Start of Input data

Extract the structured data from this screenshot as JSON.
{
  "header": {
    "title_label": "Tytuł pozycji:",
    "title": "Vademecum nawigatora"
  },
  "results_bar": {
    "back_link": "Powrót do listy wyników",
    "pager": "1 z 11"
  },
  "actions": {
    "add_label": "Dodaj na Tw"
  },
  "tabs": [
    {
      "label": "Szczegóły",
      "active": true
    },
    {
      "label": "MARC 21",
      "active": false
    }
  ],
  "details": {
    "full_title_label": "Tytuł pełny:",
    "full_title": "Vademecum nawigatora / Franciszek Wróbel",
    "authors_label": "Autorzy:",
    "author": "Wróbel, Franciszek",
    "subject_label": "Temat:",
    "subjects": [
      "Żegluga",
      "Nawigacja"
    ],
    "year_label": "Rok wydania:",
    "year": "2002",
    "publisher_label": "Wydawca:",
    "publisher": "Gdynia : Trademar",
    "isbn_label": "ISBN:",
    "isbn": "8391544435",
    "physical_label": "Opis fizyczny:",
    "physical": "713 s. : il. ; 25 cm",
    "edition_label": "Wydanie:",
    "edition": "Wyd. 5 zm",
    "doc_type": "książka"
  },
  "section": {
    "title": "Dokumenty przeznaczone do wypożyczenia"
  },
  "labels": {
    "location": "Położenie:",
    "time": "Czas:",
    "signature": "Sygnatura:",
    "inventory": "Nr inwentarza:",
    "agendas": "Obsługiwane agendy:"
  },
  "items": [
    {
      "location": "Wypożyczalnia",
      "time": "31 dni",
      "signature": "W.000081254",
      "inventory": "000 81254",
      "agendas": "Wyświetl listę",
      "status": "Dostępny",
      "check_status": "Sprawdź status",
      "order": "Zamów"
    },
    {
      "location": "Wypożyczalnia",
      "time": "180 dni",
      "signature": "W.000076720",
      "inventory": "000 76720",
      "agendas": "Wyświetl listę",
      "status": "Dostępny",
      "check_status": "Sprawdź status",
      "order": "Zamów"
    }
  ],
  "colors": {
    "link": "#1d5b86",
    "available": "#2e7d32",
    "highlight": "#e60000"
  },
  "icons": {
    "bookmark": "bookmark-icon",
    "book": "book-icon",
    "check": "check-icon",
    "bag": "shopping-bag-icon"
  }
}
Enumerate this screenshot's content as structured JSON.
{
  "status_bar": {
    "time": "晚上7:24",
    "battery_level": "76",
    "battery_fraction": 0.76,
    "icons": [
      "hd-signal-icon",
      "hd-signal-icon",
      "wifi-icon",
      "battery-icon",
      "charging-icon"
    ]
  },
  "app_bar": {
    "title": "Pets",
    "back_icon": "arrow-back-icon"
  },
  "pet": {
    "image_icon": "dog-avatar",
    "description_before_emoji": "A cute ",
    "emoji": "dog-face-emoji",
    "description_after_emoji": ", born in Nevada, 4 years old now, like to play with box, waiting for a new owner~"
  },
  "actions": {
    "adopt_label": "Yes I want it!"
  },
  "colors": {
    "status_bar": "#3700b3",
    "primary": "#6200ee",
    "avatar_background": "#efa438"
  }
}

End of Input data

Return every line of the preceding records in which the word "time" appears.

Reply to the task:
    "time": "Czas:",
      "time": "31 dni",
      "time": "180 dni",
    "time": "晚上7:24",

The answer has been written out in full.